Segment Start: Provided data

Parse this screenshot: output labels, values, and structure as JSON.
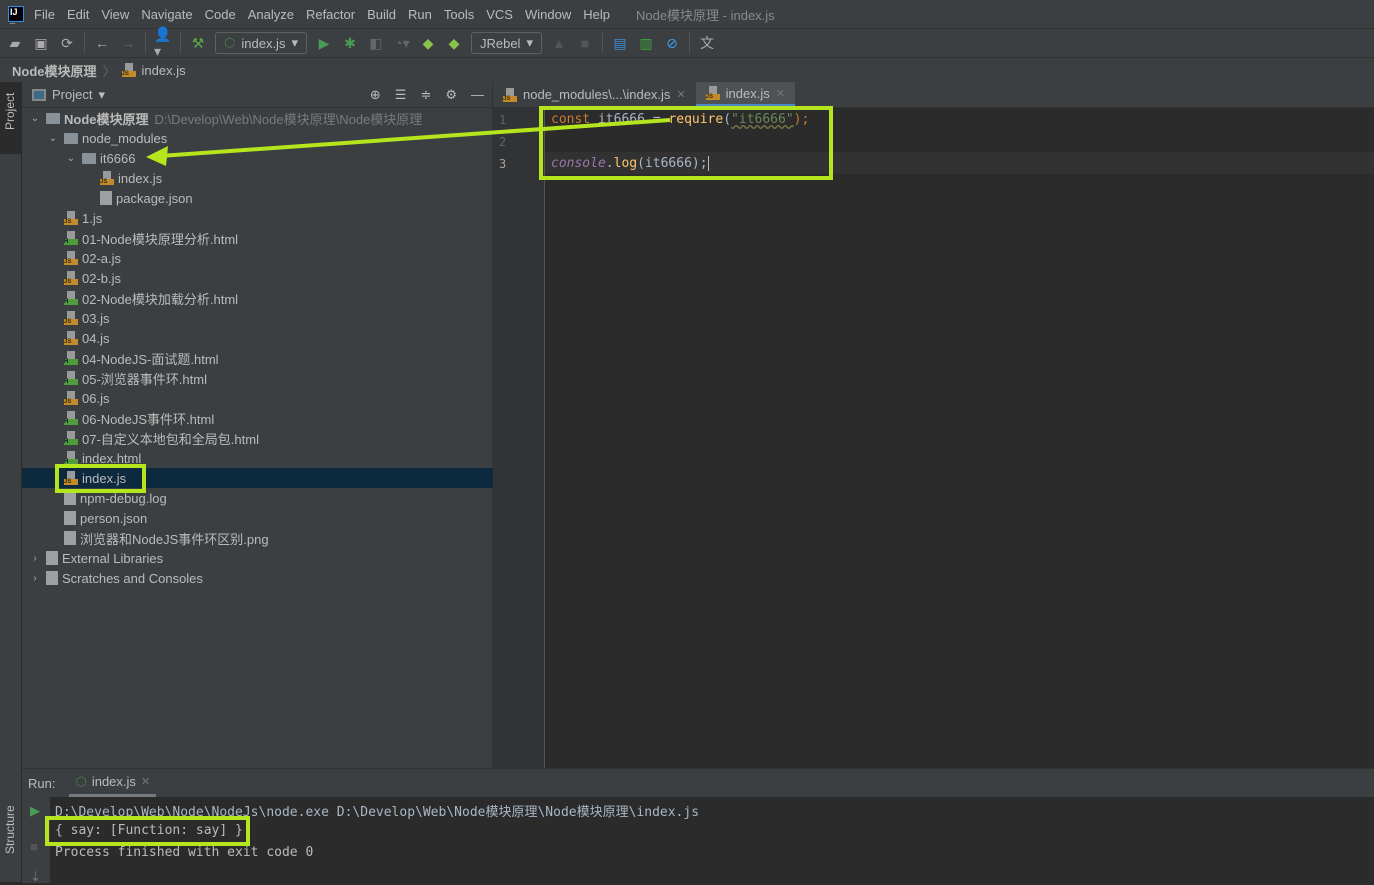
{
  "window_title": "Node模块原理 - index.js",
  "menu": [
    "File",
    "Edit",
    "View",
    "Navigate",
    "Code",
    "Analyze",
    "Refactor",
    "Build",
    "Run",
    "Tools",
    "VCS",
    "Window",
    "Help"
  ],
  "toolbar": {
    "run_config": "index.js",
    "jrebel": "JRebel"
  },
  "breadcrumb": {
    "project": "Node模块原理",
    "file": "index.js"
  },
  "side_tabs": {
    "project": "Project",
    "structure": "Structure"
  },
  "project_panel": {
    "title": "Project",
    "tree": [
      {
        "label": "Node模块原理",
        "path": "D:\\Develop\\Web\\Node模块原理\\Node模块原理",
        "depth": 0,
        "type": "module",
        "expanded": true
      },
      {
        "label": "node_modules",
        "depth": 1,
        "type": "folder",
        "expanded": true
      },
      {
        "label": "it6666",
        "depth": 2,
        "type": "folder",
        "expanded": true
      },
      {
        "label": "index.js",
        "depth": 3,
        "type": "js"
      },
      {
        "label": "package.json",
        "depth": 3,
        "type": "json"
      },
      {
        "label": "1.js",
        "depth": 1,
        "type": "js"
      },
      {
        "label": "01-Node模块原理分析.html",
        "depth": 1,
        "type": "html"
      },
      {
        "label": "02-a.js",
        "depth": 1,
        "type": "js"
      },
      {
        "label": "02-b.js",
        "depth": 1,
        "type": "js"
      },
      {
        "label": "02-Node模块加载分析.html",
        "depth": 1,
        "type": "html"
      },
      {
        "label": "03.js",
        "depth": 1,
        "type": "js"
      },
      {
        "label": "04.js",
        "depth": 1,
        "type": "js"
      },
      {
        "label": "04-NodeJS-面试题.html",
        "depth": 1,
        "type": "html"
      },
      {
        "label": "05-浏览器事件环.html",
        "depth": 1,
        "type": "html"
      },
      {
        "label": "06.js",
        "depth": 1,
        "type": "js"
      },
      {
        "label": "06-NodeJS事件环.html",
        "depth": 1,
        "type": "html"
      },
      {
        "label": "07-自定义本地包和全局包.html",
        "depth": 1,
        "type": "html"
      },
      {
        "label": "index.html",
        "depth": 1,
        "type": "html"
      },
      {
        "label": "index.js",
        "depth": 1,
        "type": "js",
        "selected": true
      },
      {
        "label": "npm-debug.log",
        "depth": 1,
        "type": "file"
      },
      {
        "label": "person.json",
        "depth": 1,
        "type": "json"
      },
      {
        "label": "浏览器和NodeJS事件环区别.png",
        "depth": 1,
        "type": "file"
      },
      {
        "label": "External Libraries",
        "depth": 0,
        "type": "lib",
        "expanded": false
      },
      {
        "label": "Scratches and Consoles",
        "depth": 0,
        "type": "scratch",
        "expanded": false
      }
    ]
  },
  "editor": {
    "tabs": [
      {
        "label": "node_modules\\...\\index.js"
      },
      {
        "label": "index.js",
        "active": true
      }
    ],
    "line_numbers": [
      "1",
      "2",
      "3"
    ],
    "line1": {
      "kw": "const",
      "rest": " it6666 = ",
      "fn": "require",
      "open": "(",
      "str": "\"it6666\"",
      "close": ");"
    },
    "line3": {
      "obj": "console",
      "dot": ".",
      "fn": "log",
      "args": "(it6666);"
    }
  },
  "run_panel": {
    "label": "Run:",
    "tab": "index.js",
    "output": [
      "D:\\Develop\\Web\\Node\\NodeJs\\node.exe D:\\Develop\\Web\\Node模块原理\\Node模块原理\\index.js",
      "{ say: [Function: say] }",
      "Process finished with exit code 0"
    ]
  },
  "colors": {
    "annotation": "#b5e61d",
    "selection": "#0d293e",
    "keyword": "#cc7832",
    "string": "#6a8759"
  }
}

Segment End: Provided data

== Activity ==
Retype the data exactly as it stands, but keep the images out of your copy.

== Exercise response ==
Parse this screenshot: output labels, values, and structure as JSON.
{
  "window_title": "Node模块原理 - index.js",
  "menu": [
    "File",
    "Edit",
    "View",
    "Navigate",
    "Code",
    "Analyze",
    "Refactor",
    "Build",
    "Run",
    "Tools",
    "VCS",
    "Window",
    "Help"
  ],
  "toolbar": {
    "run_config": "index.js",
    "jrebel": "JRebel"
  },
  "breadcrumb": {
    "project": "Node模块原理",
    "file": "index.js"
  },
  "side_tabs": {
    "project": "Project",
    "structure": "Structure"
  },
  "project_panel": {
    "title": "Project",
    "tree": [
      {
        "label": "Node模块原理",
        "path": "D:\\Develop\\Web\\Node模块原理\\Node模块原理",
        "depth": 0,
        "type": "module",
        "expanded": true
      },
      {
        "label": "node_modules",
        "depth": 1,
        "type": "folder",
        "expanded": true
      },
      {
        "label": "it6666",
        "depth": 2,
        "type": "folder",
        "expanded": true
      },
      {
        "label": "index.js",
        "depth": 3,
        "type": "js"
      },
      {
        "label": "package.json",
        "depth": 3,
        "type": "json"
      },
      {
        "label": "1.js",
        "depth": 1,
        "type": "js"
      },
      {
        "label": "01-Node模块原理分析.html",
        "depth": 1,
        "type": "html"
      },
      {
        "label": "02-a.js",
        "depth": 1,
        "type": "js"
      },
      {
        "label": "02-b.js",
        "depth": 1,
        "type": "js"
      },
      {
        "label": "02-Node模块加载分析.html",
        "depth": 1,
        "type": "html"
      },
      {
        "label": "03.js",
        "depth": 1,
        "type": "js"
      },
      {
        "label": "04.js",
        "depth": 1,
        "type": "js"
      },
      {
        "label": "04-NodeJS-面试题.html",
        "depth": 1,
        "type": "html"
      },
      {
        "label": "05-浏览器事件环.html",
        "depth": 1,
        "type": "html"
      },
      {
        "label": "06.js",
        "depth": 1,
        "type": "js"
      },
      {
        "label": "06-NodeJS事件环.html",
        "depth": 1,
        "type": "html"
      },
      {
        "label": "07-自定义本地包和全局包.html",
        "depth": 1,
        "type": "html"
      },
      {
        "label": "index.html",
        "depth": 1,
        "type": "html"
      },
      {
        "label": "index.js",
        "depth": 1,
        "type": "js",
        "selected": true
      },
      {
        "label": "npm-debug.log",
        "depth": 1,
        "type": "file"
      },
      {
        "label": "person.json",
        "depth": 1,
        "type": "json"
      },
      {
        "label": "浏览器和NodeJS事件环区别.png",
        "depth": 1,
        "type": "file"
      },
      {
        "label": "External Libraries",
        "depth": 0,
        "type": "lib",
        "expanded": false
      },
      {
        "label": "Scratches and Consoles",
        "depth": 0,
        "type": "scratch",
        "expanded": false
      }
    ]
  },
  "editor": {
    "tabs": [
      {
        "label": "node_modules\\...\\index.js"
      },
      {
        "label": "index.js",
        "active": true
      }
    ],
    "line_numbers": [
      "1",
      "2",
      "3"
    ],
    "line1": {
      "kw": "const",
      "rest": " it6666 = ",
      "fn": "require",
      "open": "(",
      "str": "\"it6666\"",
      "close": ");"
    },
    "line3": {
      "obj": "console",
      "dot": ".",
      "fn": "log",
      "args": "(it6666);"
    }
  },
  "run_panel": {
    "label": "Run:",
    "tab": "index.js",
    "output": [
      "D:\\Develop\\Web\\Node\\NodeJs\\node.exe D:\\Develop\\Web\\Node模块原理\\Node模块原理\\index.js",
      "{ say: [Function: say] }",
      "Process finished with exit code 0"
    ]
  },
  "colors": {
    "annotation": "#b5e61d",
    "selection": "#0d293e",
    "keyword": "#cc7832",
    "string": "#6a8759"
  }
}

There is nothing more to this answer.